So far, I haven't found a clue to this use of the word "snapper" (1851) to describe an energetic, irrepressibly attractive woman at any of the 19th century slang websites so far. Here is part of the ...
user avatar
8 votes
4 answers
117k views

Why is mutton used for both sheep meat and goat meat?

The meat of an adult sheep is called mutton. The meat of an adult goat is called chevon or mutton. In the English-speaking islands of the Caribbean, and in some parts of Asia, particularly ...
user avatar
  • 54.1k
8 votes
3 answers
1k views

What is the earliest mention of an "American accent"?

Do we have any idea how quickly the American colonists (specifically those British colonists living in what would later become the United States, but I'd be curious about French and Spanish colonists ...
user avatar
  • 293
8 votes
2 answers
1k views

How did an egg and cheese dish come to be known as "Woodchuck(s)"?

Our family just finished our traditional post-Easter dinner of colorful Woodchucks, and once again I am wondering about the origin of this odd recipe name. Some searching on the internet has turned up ...
user avatar
  • 22.4k
8 votes
2 answers
663 views

"the 'first/last' of the [day/night/week, etc.]" for "the 'beginning/end' of the [day/night/week, etc.]

Where in the U.S. and Canada do they say, at the first/last of [the day/night/week, etc.] for at the beginning/end of [the day/night/week, etc.]? Luck had it that they only experienced a very minor ...
user avatar
  • 42.6k
8 votes
2 answers
3k views

When does realisation of velar nasal /ŋ/ as alveolar nasal [n] happen along with tensing of the preceding vowel (/ɪ/ to [i])?

I have observed some English speakers in North America who seem to produce this assimilation in words like running /ˈrʌnɪŋ/ (as [ˈrʌnin]) or winning /ˈwɪnɪŋ/ (as [ˈwɪnin]). I'm specifically interested ...
user avatar
7 votes
2 answers
743 views

What are the names of the two phonetic changes in this sentence?

I'm going to be teaching English to French high school students for another year in September, and they all have a hard time with my variety of English (they're used to hearing British English). ...
user avatar
7 votes
6 answers
3k views

What is a way to express 'a sudden need to urinate or defecate'?

If I have a sudden need to use the restroom, how should I express that?
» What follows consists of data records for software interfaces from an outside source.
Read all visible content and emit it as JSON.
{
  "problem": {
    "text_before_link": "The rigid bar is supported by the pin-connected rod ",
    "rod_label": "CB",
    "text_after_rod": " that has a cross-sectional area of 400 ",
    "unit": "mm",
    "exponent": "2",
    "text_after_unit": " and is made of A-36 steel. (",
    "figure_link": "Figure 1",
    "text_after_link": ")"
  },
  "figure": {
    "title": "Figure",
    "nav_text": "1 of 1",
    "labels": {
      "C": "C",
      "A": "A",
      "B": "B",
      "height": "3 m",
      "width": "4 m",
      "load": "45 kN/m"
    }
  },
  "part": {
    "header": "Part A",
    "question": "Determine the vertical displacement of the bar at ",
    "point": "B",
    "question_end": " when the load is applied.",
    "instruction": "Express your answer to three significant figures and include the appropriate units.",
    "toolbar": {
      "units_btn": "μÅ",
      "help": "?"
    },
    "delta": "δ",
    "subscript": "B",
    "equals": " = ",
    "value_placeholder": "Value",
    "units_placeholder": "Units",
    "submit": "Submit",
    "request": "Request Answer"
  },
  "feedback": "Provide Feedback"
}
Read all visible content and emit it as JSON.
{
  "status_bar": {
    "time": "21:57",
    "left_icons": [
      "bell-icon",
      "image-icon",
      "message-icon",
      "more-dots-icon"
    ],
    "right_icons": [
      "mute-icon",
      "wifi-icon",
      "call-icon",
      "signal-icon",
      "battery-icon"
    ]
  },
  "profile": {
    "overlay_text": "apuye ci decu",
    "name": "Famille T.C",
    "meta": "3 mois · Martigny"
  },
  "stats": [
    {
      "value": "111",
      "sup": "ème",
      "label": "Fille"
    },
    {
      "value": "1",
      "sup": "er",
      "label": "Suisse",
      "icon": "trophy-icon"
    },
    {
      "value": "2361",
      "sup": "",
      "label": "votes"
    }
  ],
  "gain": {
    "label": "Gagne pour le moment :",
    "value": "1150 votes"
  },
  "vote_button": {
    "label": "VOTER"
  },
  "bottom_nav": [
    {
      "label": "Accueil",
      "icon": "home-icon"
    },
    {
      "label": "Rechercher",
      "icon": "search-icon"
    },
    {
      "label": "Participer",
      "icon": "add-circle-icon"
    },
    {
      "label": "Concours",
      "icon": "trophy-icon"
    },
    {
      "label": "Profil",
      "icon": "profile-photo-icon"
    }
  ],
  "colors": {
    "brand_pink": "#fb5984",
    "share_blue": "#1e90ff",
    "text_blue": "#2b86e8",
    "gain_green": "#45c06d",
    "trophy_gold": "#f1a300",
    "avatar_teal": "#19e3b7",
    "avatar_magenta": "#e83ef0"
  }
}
I know there is an expression in British English - be caught short. to suddenly and unexpectedly need to go to the toilet, ...
user avatar
  • 1,010

1
2 3 4 5